Every record must be output verbatim in the reply.

GIVEN DATA =
━━━━━━━━
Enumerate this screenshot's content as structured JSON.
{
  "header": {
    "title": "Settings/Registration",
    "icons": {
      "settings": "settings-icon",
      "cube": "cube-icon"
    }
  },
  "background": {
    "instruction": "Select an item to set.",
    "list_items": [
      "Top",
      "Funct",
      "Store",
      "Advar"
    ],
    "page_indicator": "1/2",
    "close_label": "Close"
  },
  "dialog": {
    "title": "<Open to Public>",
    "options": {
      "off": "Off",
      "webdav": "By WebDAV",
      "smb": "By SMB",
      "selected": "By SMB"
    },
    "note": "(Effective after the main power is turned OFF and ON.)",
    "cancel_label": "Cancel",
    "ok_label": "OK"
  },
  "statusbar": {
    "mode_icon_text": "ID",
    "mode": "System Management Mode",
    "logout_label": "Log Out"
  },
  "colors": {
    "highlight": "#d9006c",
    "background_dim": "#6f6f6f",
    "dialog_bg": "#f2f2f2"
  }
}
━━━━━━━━
REPLY TO THE TASK =
Enumerate this screenshot's content as structured JSON.
{
  "header": {
    "title": "Settings/Registration",
    "icons": {
      "settings": "settings-icon",
      "cube": "cube-icon"
    }
  },
  "background": {
    "instruction": "Select an item to set.",
    "list_items": [
      "Top",
      "Funct",
      "Store",
      "Advar"
    ],
    "page_indicator": "1/2",
    "close_label": "Close"
  },
  "dialog": {
    "title": "<Open to Public>",
    "options": {
      "off": "Off",
      "webdav": "By WebDAV",
      "smb": "By SMB",
      "selected": "By SMB"
    },
    "note": "(Effective after the main power is turned OFF and ON.)",
    "cancel_label": "Cancel",
    "ok_label": "OK"
  },
  "statusbar": {
    "mode_icon_text": "ID",
    "mode": "System Management Mode",
    "logout_label": "Log Out"
  },
  "colors": {
    "highlight": "#d9006c",
    "background_dim": "#6f6f6f",
    "dialog_bg": "#f2f2f2"
  }
}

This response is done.